Last Friday, Kat Cantwell introduced us to Tumblr, where all the young’ns hang out. So how about we show those young whippersnappers our awesome books? They don’t know what they’ve been missing. We just have to figger out how to use this newfangled Tumblr thingie. Honestly? It’s easier than WordPress or Blogger. Let me show you why.
The first thing you need to do is go to Tumblr.com and set up an account. It’s super fast (they’re not kidding).
Just follow the steps above – #1 through #3, then click Sign up (#4). That will bring you to a new screen where they ask – oh no, not that – your age, and to read the T&C. Then click Done! (#7) and you are signed up. You’ll receive an email asking you to confirm your membership.
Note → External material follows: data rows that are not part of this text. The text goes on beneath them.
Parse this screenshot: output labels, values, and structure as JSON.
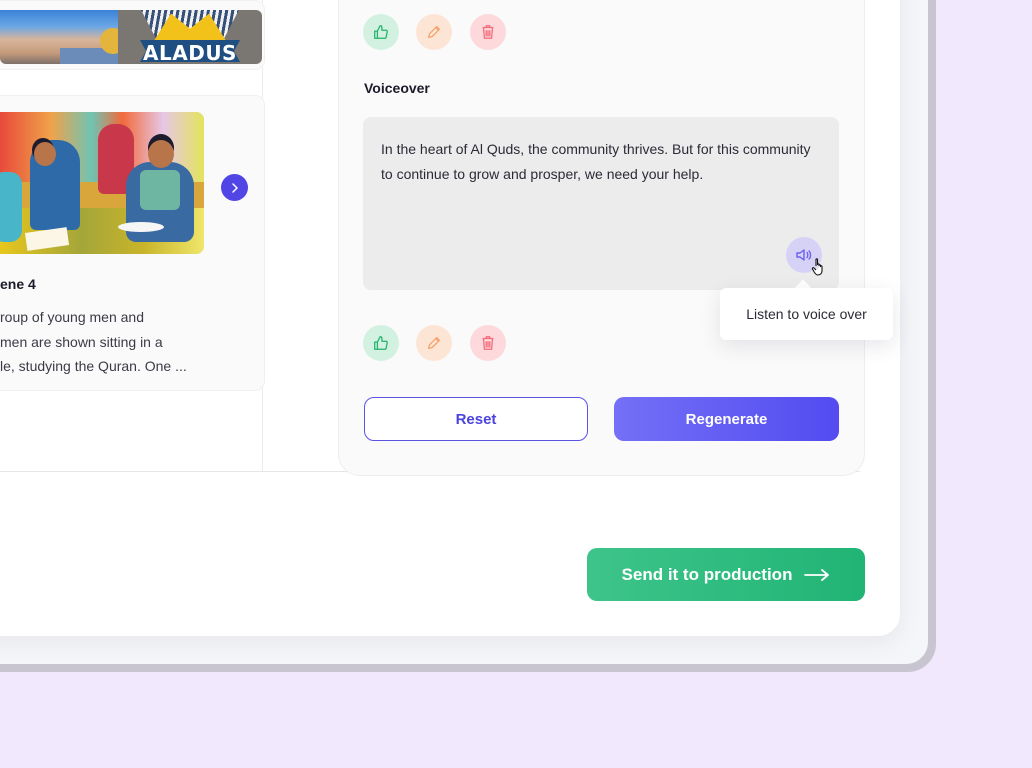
{
  "colors": {
    "backdrop": "#f1e8fd",
    "accent": "#5146e5",
    "success": "#20b475",
    "like_bg": "#d3f1e1",
    "edit_bg": "#fde5d6",
    "delete_bg": "#fdd9dc"
  },
  "left_panel": {
    "thumbnail_card": {
      "images": [
        {
          "alt": "Jerusalem skyline with golden dome"
        },
        {
          "alt": "Aladus logo",
          "logo_text": "ALADUS"
        }
      ]
    },
    "scene_card": {
      "image_alt": "Illustration of young men and women sitting in a circle studying",
      "title": "ene 4",
      "description": "roup of young men and\nmen are shown sitting in a\nle, studying the Quran. One ...",
      "next_icon": "chevron-right-icon"
    }
  },
  "script_card": {
    "top_actions": [
      {
        "name": "like",
        "icon": "thumbs-up-icon"
      },
      {
        "name": "edit",
        "icon": "pencil-icon"
      },
      {
        "name": "delete",
        "icon": "trash-icon"
      }
    ],
    "voiceover": {
      "label": "Voiceover",
      "text": "In the heart of Al Quds, the community thrives. But for this community to continue to grow and prosper, we need your help.",
      "speaker_icon": "speaker-icon",
      "tooltip": "Listen to voice over"
    },
    "bottom_actions": [
      {
        "name": "like",
        "icon": "thumbs-up-icon"
      },
      {
        "name": "edit",
        "icon": "pencil-icon"
      },
      {
        "name": "delete",
        "icon": "trash-icon"
      }
    ],
    "reset_label": "Reset",
    "regenerate_label": "Regenerate"
  },
  "footer": {
    "send_label": "Send it to production",
    "send_icon": "arrow-right-icon"
  }
}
It’s that simple. Continue reading “Tumblr Tutorial: Get Up and Running”
A while back, I attended a festival of romance. It was one of those events where authors get together, mingle with publishers, sell some books, make connections and so on. There were workshops and other events where we got to meet and greet.
One of these events was a readathon. It was staged in a shopping centre. The idea was for a steady line of writers to keep an audience entertained with excerpts from our books. In reality, most of the public was more interested in shopping and ignored us. One writer, however, grabbed their attention. She belted out Jon Bon Jovi’s Living on a Prayer ahead of her reading. People came to a rapid halt and listened. It was a crowd stopper. Continue reading “Attention-getting Tactics for Authors”